Whenever the word "icon" turns up in a line below, that line should be copied.

"""

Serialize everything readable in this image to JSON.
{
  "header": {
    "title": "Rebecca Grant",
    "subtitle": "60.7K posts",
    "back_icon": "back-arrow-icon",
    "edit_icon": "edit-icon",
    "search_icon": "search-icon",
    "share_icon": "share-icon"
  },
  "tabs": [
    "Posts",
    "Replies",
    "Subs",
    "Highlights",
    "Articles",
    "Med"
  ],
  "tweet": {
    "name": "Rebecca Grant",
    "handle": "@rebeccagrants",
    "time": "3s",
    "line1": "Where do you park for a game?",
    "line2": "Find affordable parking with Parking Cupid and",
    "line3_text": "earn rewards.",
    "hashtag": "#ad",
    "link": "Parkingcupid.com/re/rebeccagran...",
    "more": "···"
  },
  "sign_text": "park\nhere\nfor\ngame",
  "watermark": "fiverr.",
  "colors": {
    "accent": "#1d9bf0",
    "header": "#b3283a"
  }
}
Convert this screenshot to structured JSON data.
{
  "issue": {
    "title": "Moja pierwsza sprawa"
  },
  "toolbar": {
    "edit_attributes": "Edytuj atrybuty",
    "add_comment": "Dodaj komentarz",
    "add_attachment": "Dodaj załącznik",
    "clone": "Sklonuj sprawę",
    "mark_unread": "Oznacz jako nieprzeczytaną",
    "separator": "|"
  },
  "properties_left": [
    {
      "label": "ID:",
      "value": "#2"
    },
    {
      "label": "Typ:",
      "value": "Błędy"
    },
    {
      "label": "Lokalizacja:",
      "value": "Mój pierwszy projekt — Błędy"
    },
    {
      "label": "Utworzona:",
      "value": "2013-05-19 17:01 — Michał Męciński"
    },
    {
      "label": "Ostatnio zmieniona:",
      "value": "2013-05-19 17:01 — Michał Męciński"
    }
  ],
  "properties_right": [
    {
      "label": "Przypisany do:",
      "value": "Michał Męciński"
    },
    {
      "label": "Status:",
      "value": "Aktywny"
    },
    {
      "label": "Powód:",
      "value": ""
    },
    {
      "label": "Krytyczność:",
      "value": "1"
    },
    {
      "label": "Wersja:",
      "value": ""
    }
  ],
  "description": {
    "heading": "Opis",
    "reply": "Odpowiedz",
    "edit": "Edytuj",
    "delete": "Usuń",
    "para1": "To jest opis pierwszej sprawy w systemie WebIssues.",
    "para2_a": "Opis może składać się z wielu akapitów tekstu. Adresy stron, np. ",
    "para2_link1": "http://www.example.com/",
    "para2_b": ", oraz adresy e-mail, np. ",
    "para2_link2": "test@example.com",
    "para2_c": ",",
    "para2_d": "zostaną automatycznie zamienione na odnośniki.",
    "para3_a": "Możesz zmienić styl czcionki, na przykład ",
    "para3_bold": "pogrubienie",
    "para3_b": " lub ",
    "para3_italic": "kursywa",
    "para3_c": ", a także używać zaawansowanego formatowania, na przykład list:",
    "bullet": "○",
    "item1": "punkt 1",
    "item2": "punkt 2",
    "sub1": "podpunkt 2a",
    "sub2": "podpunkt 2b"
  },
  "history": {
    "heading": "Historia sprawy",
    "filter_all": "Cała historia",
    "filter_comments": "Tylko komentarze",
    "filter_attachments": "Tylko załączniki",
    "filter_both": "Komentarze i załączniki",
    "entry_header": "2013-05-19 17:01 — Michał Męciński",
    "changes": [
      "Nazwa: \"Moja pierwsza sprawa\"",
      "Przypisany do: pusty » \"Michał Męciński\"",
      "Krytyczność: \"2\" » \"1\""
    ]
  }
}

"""

# Exercise answer
    "back_icon": "back-arrow-icon",
    "edit_icon": "edit-icon",
    "search_icon": "search-icon",
    "share_icon": "share-icon"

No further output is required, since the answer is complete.